Applying to college.
Deciding to change careers.
Planting a garden.
Climbing a mountain.
Moving forward after a medical diagnosis.
Having a baby.
Playing in a tennis tournament.
These are but a few of the countless “moments” in life where we must rely on hope and optimism. Yet these qualities are often mistaken as fanciful or “soft.” In fact, more than once I’ve been told to stop being a “Pollyanna” as I seek a silver lining or the gift within a challenge.
What these folks weren’t aware of as they teased me is that optimism can take hard work and that hope requires courage. No one I know has blithely made any of the above choices. You simply do not get up a mountain or win a tournament on a wing and a prayer. Each of these “moments” (and a million others like them) involves some research, some planning, some baby steps which may not be super pleasant, some determined training, some investment of time or finances, some logistics and strategizing.

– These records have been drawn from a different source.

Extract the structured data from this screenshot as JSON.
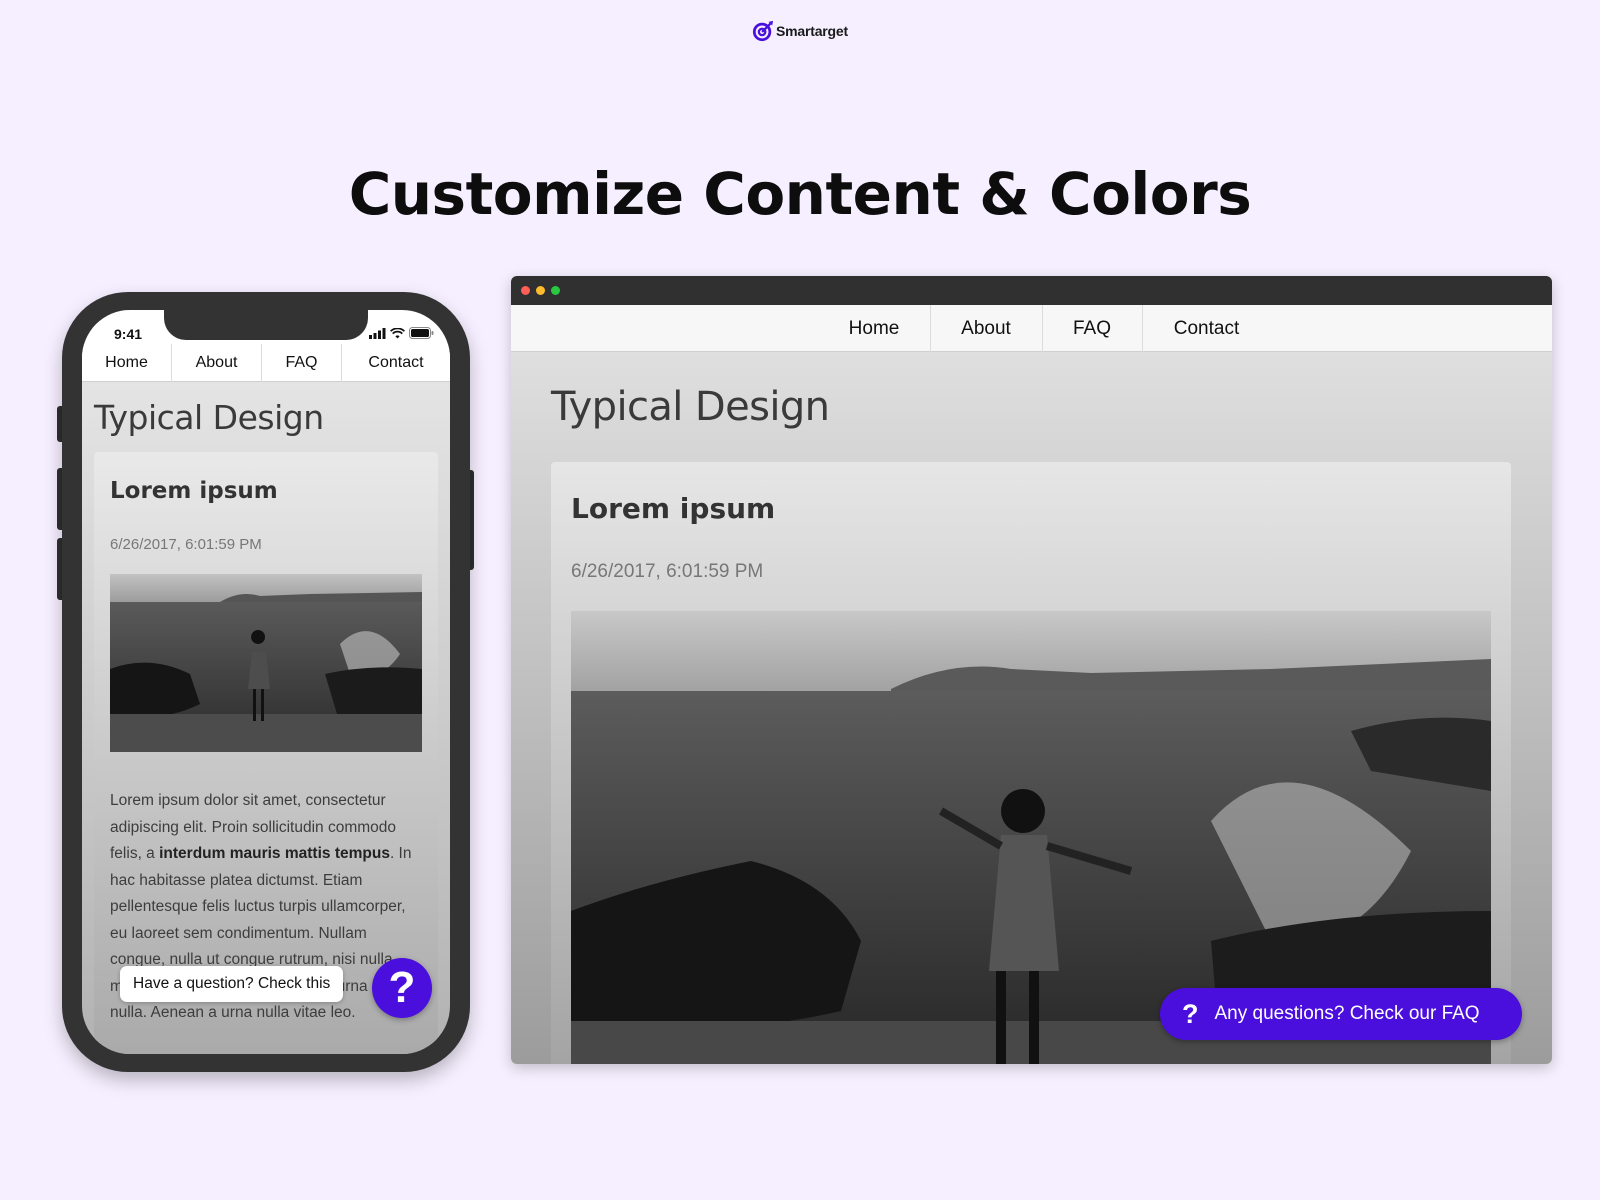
{
  "brand": {
    "name": "Smartarget",
    "accent": "#4a0fdc"
  },
  "headline": "Customize Content & Colors",
  "mobile": {
    "time": "9:41",
    "nav": [
      "Home",
      "About",
      "FAQ",
      "Contact"
    ],
    "page_title": "Typical Design",
    "card": {
      "title": "Lorem ipsum",
      "date": "6/26/2017, 6:01:59 PM",
      "body_part1": "Lorem ipsum dolor sit amet, consectetur adipiscing elit. Proin sollicitudin commodo felis, a ",
      "body_bold": "interdum mauris mattis tempus",
      "body_part2": ". In hac habitasse platea dictumst. Etiam pellentesque felis luctus turpis ullamcorper, eu laoreet sem condimentum. Nullam congue, nulla ut congue rutrum, nisi nulla molestie nisl, vitae dapibus nulla urna eget nulla. Aenean a urna nulla vitae leo."
    },
    "chat_prompt": "Have a question? Check this",
    "fab_icon": "?"
  },
  "desktop": {
    "nav": [
      "Home",
      "About",
      "FAQ",
      "Contact"
    ],
    "page_title": "Typical Design",
    "card": {
      "title": "Lorem ipsum",
      "date": "6/26/2017, 6:01:59 PM"
    },
    "faq_button": "Any questions? Check our FAQ",
    "faq_icon": "?"
  }
}
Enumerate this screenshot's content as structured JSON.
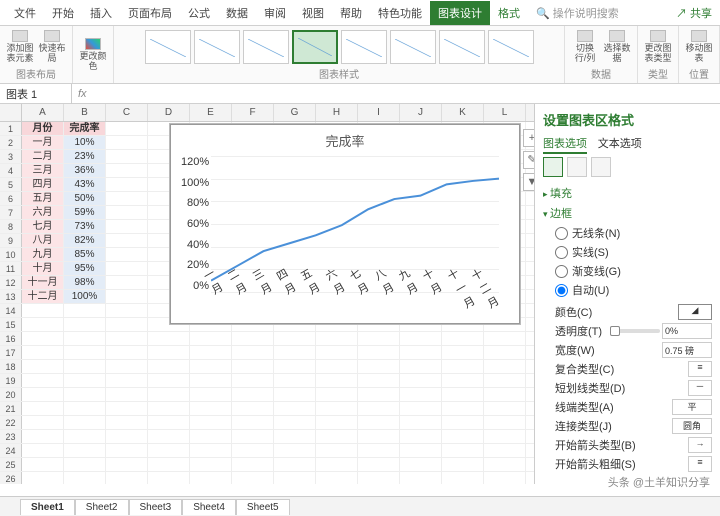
{
  "tabs": [
    "文件",
    "开始",
    "插入",
    "页面布局",
    "公式",
    "数据",
    "审阅",
    "视图",
    "帮助",
    "特色功能",
    "图表设计",
    "格式"
  ],
  "activeTab": 10,
  "searchHint": "操作说明搜索",
  "share": "共享",
  "ribbon": {
    "layout": {
      "label": "图表布局",
      "btn1": "添加图表元素",
      "btn2": "快速布局"
    },
    "color": {
      "label": "",
      "btn": "更改颜色"
    },
    "styles": {
      "label": "图表样式"
    },
    "data": {
      "label": "数据",
      "btn1": "切换行/列",
      "btn2": "选择数据"
    },
    "type": {
      "label": "类型",
      "btn": "更改图表类型"
    },
    "pos": {
      "label": "位置",
      "btn": "移动图表"
    }
  },
  "nameBox": "图表 1",
  "cols": [
    "A",
    "B",
    "C",
    "D",
    "E",
    "F",
    "G",
    "H",
    "I",
    "J",
    "K",
    "L"
  ],
  "table": {
    "headers": [
      "月份",
      "完成率"
    ],
    "rows": [
      [
        "一月",
        "10%"
      ],
      [
        "二月",
        "23%"
      ],
      [
        "三月",
        "36%"
      ],
      [
        "四月",
        "43%"
      ],
      [
        "五月",
        "50%"
      ],
      [
        "六月",
        "59%"
      ],
      [
        "七月",
        "73%"
      ],
      [
        "八月",
        "82%"
      ],
      [
        "九月",
        "85%"
      ],
      [
        "十月",
        "95%"
      ],
      [
        "十一月",
        "98%"
      ],
      [
        "十二月",
        "100%"
      ]
    ]
  },
  "chart_data": {
    "type": "line",
    "title": "完成率",
    "categories": [
      "一月",
      "二月",
      "三月",
      "四月",
      "五月",
      "六月",
      "七月",
      "八月",
      "九月",
      "十月",
      "十一月",
      "十二月"
    ],
    "values": [
      10,
      23,
      36,
      43,
      50,
      59,
      73,
      82,
      85,
      95,
      98,
      100
    ],
    "ylim": [
      0,
      120
    ],
    "yticks": [
      "120%",
      "100%",
      "80%",
      "60%",
      "40%",
      "20%",
      "0%"
    ],
    "xlabel": "",
    "ylabel": ""
  },
  "sideButtons": [
    "+",
    "✎",
    "▼"
  ],
  "panel": {
    "title": "设置图表区格式",
    "tabs": [
      "图表选项",
      "文本选项"
    ],
    "fill": "填充",
    "border": "边框",
    "borderOpts": [
      "无线条(N)",
      "实线(S)",
      "渐变线(G)",
      "自动(U)"
    ],
    "borderSel": 3,
    "props": {
      "color": "颜色(C)",
      "trans": "透明度(T)",
      "transVal": "0%",
      "width": "宽度(W)",
      "widthVal": "0.75 磅",
      "compound": "复合类型(C)",
      "dash": "短划线类型(D)",
      "cap": "线端类型(A)",
      "capVal": "平",
      "join": "连接类型(J)",
      "joinVal": "圆角",
      "arrowBegin": "开始箭头类型(B)",
      "arrowBeginSize": "开始箭头粗细(S)"
    }
  },
  "sheets": [
    "Sheet1",
    "Sheet2",
    "Sheet3",
    "Sheet4",
    "Sheet5"
  ],
  "activeSheet": 0,
  "watermark": "头条 @土羊知识分享"
}
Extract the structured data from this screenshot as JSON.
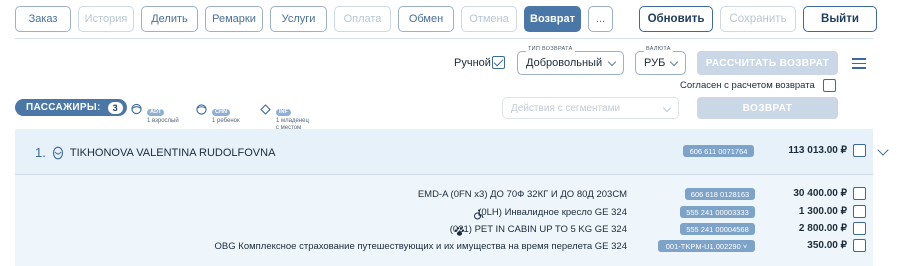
{
  "toolbar": {
    "buttons": [
      "Заказ",
      "История",
      "Делить",
      "Ремарки",
      "Услуги",
      "Оплата",
      "Обмен",
      "Отмена",
      "Возврат",
      "..."
    ],
    "right": [
      "Обновить",
      "Сохранить",
      "Выйти"
    ]
  },
  "controls": {
    "manual_label": "Ручной",
    "return_type": {
      "caption": "ТИП ВОЗВРАТА",
      "value": "Добровольный"
    },
    "currency": {
      "caption": "ВАЛЮТА",
      "value": "РУБ"
    },
    "calc_button": "РАССЧИТАТЬ ВОЗВРАТ",
    "agree_label": "Согласен с расчетом возврата",
    "segments_placeholder": "Действия с сегментами",
    "return_button": "ВОЗВРАТ"
  },
  "passengers": {
    "label": "ПАССАЖИРЫ:",
    "count": "3",
    "types": [
      {
        "code": "ADT",
        "desc": "1 взрослый"
      },
      {
        "code": "CHN",
        "desc": "1 ребенок"
      },
      {
        "code": "INF",
        "desc1": "1 младенец",
        "desc2": "с местом"
      }
    ]
  },
  "passenger": {
    "number": "1.",
    "name": "TIKHONOVA VALENTINA RUDOLFOVNA",
    "ticket": "606 611 0071764",
    "total": "113 013.00 ₽"
  },
  "services": [
    {
      "text": "EMD-A  (0FN x3)  ДО 70Ф 32КГ И ДО 80Д 203СМ",
      "badge": "606 618 0128163",
      "amount": "30 400.00 ₽"
    },
    {
      "text": "(0LH)  Инвалидное кресло  GE 324",
      "icon": "wheelchair-icon",
      "badge": "555 241 00003333",
      "amount": "1 300.00 ₽"
    },
    {
      "text": "(021)  PET IN CABIN UP TO 5 KG  GE 324",
      "icon": "paw-icon",
      "badge": "555 241 00004568",
      "amount": "2 800.00 ₽"
    },
    {
      "text": "OBG  Комплексное страхование путешествующих и их имущества на время перелета  GE 324",
      "badge": "001-TKPM-U1.002290 ˅",
      "amount": "350.00 ₽"
    }
  ],
  "colors": {
    "primary": "#4a77a8",
    "badge": "#7ea3c9",
    "panel": "#e6f1fa"
  }
}
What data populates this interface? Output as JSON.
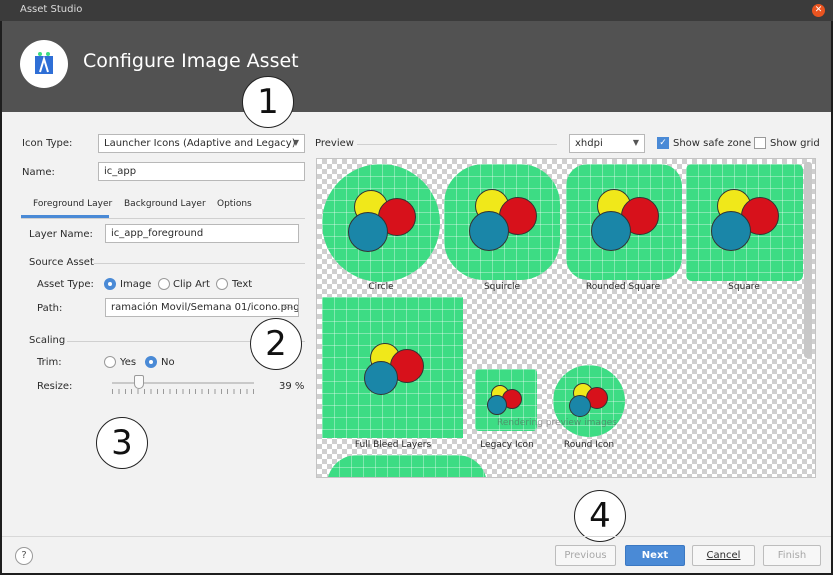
{
  "window": {
    "title": "Asset Studio",
    "close_icon": "close-icon"
  },
  "header": {
    "title": "Configure Image Asset",
    "logo_icon": "android-studio-icon"
  },
  "form": {
    "icon_type_label": "Icon Type:",
    "icon_type_value": "Launcher Icons (Adaptive and Legacy)",
    "name_label": "Name:",
    "name_value": "ic_app",
    "tabs": [
      "Foreground Layer",
      "Background Layer",
      "Options"
    ],
    "layer_name_label": "Layer Name:",
    "layer_name_value": "ic_app_foreground",
    "source_asset_heading": "Source Asset",
    "asset_type_label": "Asset Type:",
    "asset_types": [
      "Image",
      "Clip Art",
      "Text"
    ],
    "asset_type_selected": "Image",
    "path_label": "Path:",
    "path_value": "ramación Movil/Semana 01/icono.png",
    "folder_icon": "folder-icon",
    "scaling_heading": "Scaling",
    "trim_label": "Trim:",
    "trim_options": [
      "Yes",
      "No"
    ],
    "trim_selected": "No",
    "resize_label": "Resize:",
    "resize_value": 39,
    "resize_text": "39 %"
  },
  "preview": {
    "label": "Preview",
    "density": "xhdpi",
    "show_safe_zone_label": "Show safe zone",
    "show_safe_zone": true,
    "show_grid_label": "Show grid",
    "show_grid": false,
    "icons": [
      "Circle",
      "Squircle",
      "Rounded Square",
      "Square",
      "Full Bleed Layers",
      "Legacy Icon",
      "Round Icon"
    ],
    "rendering_text": "Rendering preview images",
    "colors": {
      "background": "#3ddc84",
      "yellow": "#f0e81a",
      "red": "#d7111b",
      "blue": "#1a86a8"
    }
  },
  "annotations": [
    "1",
    "2",
    "3",
    "4"
  ],
  "footer": {
    "help_label": "?",
    "previous_label": "Previous",
    "next_label": "Next",
    "cancel_label": "Cancel",
    "finish_label": "Finish"
  }
}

Yet I believe that the likelihood of the success of all of that hard work increases exponentially with the right attitude. Hope and optimism, then (to borrow from Helen Keller), are integral to achievement.
How does this work? The Dalai Lama explains:
“One very important factor for sustaining hope is to have an optimistic attitude. Optimism doesn’t mean that you are blind to the reality of the situation. It means that you remain motivated to seek a solution to whatever problems arise. Optimism involves looking at a situation not only in relation to problems that arise, but also seeking out some benefit – looking at it in terms of its potential positive outcome.”
In other words, no matter what you’re navigating in life – and no matter whether you’re still in the early stages or headed toward the finish line – a little hope and optimism do a great deal to sustain you. The energy yielded by a healthy dose of optimism can make you more keenly observant, more curious, more open to possibilities and more creative as you assess your situation. Hope and optimism can help you stay motivated as you devise and follow your plan. The confidence that you will be able to find a solution can help you stay flexible and willing to shift gears as many times as needed.
Hope and optimism, then, can really be quite practical.
Unrolling a yoga mat each day is a powerful way to practice developing – and trusting – hope and optimism. Each day that you come to your mat you hope to feel good. You are optimistic that your abilities will develop. You are confident in your potential. You must have this hope, optimism and confidence or all of the days that you do not feel good, or that you do not successfully maintain your focus for the whole of your practice or that you watch a challenging posture backslide will feel devastating. The reality is (at least in my experience) that the days where you witness real growth and change are quite few in comparison to the “other” days.
If you have not spent the time and energy not only practicing yoga, but practicing the determined cultivation and maintenance of a positive attitude, you will simply stop practicing. Trust me. It is your optimism that motivates you to show up. It is your hope that can drive you to study and to try new ways (sometimes hundreds of new ways) of doing something. It is your confidence in both your own potential and the power of the practice that gives you a stubborn, courageous stick-to-it-ive-ness that will absolutely (eventually) lead to each of your achievements.
As you and I know, the lessons and skills we learn from our yoga practice rarely stay on the mat. Instead, we carry them with us back out into our lives. So when it’s time for you to decide to go back to school, or to apply for a job, or to start a family, or to transform your backyard into the most perfectly beautiful, symmetrical, lush organic garden that you can imagine, you will find that all of your practice has set you up for success. The addition of hope to the “elbow grease” of planning, studying and problem solving is a shockingly powerful combination.
Even the infinitely practical and well-trained former Secretary of State, Colin Powell, said that “perpetual optimism is a force multiplier.” I believe that you, my friend, can be an optimistic and hopeful force to reckoned with.